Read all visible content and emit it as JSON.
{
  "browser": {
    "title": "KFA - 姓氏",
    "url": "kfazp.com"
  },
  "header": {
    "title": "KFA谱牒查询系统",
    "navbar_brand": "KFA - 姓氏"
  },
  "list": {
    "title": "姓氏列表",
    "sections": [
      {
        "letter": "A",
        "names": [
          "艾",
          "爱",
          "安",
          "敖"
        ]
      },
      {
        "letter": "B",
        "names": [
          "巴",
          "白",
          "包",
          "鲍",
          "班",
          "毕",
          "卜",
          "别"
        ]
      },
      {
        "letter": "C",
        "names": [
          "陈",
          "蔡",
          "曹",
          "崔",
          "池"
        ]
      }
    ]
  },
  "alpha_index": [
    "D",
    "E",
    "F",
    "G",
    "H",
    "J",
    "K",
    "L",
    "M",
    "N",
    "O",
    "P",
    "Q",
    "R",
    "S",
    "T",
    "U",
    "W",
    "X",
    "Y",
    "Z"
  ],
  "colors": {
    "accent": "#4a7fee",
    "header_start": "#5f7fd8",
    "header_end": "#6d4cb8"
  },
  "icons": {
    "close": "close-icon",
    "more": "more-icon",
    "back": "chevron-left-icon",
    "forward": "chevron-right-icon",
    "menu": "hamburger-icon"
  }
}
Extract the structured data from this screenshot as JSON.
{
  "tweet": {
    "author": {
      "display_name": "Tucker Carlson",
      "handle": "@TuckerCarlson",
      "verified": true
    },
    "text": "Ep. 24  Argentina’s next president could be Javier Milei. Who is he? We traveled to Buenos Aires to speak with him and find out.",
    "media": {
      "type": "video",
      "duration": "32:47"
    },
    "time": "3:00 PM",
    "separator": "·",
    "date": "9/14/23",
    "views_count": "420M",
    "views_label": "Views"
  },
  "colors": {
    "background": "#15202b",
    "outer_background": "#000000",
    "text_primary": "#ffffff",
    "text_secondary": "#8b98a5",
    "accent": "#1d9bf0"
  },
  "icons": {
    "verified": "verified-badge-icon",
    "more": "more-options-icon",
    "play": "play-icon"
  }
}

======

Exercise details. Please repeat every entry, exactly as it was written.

Answer to the exercise.
Read all visible content and emit it as JSON.
{
  "browser": {
    "title": "KFA - 姓氏",
    "url": "kfazp.com"
  },
  "header": {
    "title": "KFA谱牒查询系统",
    "navbar_brand": "KFA - 姓氏"
  },
  "list": {
    "title": "姓氏列表",
    "sections": [
      {
        "letter": "A",
        "names": [
          "艾",
          "爱",
          "安",
          "敖"
        ]
      },
      {
        "letter": "B",
        "names": [
          "巴",
          "白",
          "包",
          "鲍",
          "班",
          "毕",
          "卜",
          "别"
        ]
      },
      {
        "letter": "C",
        "names": [
          "陈",
          "蔡",
          "曹",
          "崔",
          "池"
        ]
      }
    ]
  },
  "alpha_index": [
    "D",
    "E",
    "F",
    "G",
    "H",
    "J",
    "K",
    "L",
    "M",
    "N",
    "O",
    "P",
    "Q",
    "R",
    "S",
    "T",
    "U",
    "W",
    "X",
    "Y",
    "Z"
  ],
  "colors": {
    "accent": "#4a7fee",
    "header_start": "#5f7fd8",
    "header_end": "#6d4cb8"
  },
  "icons": {
    "close": "close-icon",
    "more": "more-icon",
    "back": "chevron-left-icon",
    "forward": "chevron-right-icon",
    "menu": "hamburger-icon"
  }
}
Extract the structured data from this screenshot as JSON.
{
  "tweet": {
    "author": {
      "display_name": "Tucker Carlson",
      "handle": "@TuckerCarlson",
      "verified": true
    },
    "text": "Ep. 24  Argentina’s next president could be Javier Milei. Who is he? We traveled to Buenos Aires to speak with him and find out.",
    "media": {
      "type": "video",
      "duration": "32:47"
    },
    "time": "3:00 PM",
    "separator": "·",
    "date": "9/14/23",
    "views_count": "420M",
    "views_label": "Views"
  },
  "colors": {
    "background": "#15202b",
    "outer_background": "#000000",
    "text_primary": "#ffffff",
    "text_secondary": "#8b98a5",
    "accent": "#1d9bf0"
  },
  "icons": {
    "verified": "verified-badge-icon",
    "more": "more-options-icon",
    "play": "play-icon"
  }
}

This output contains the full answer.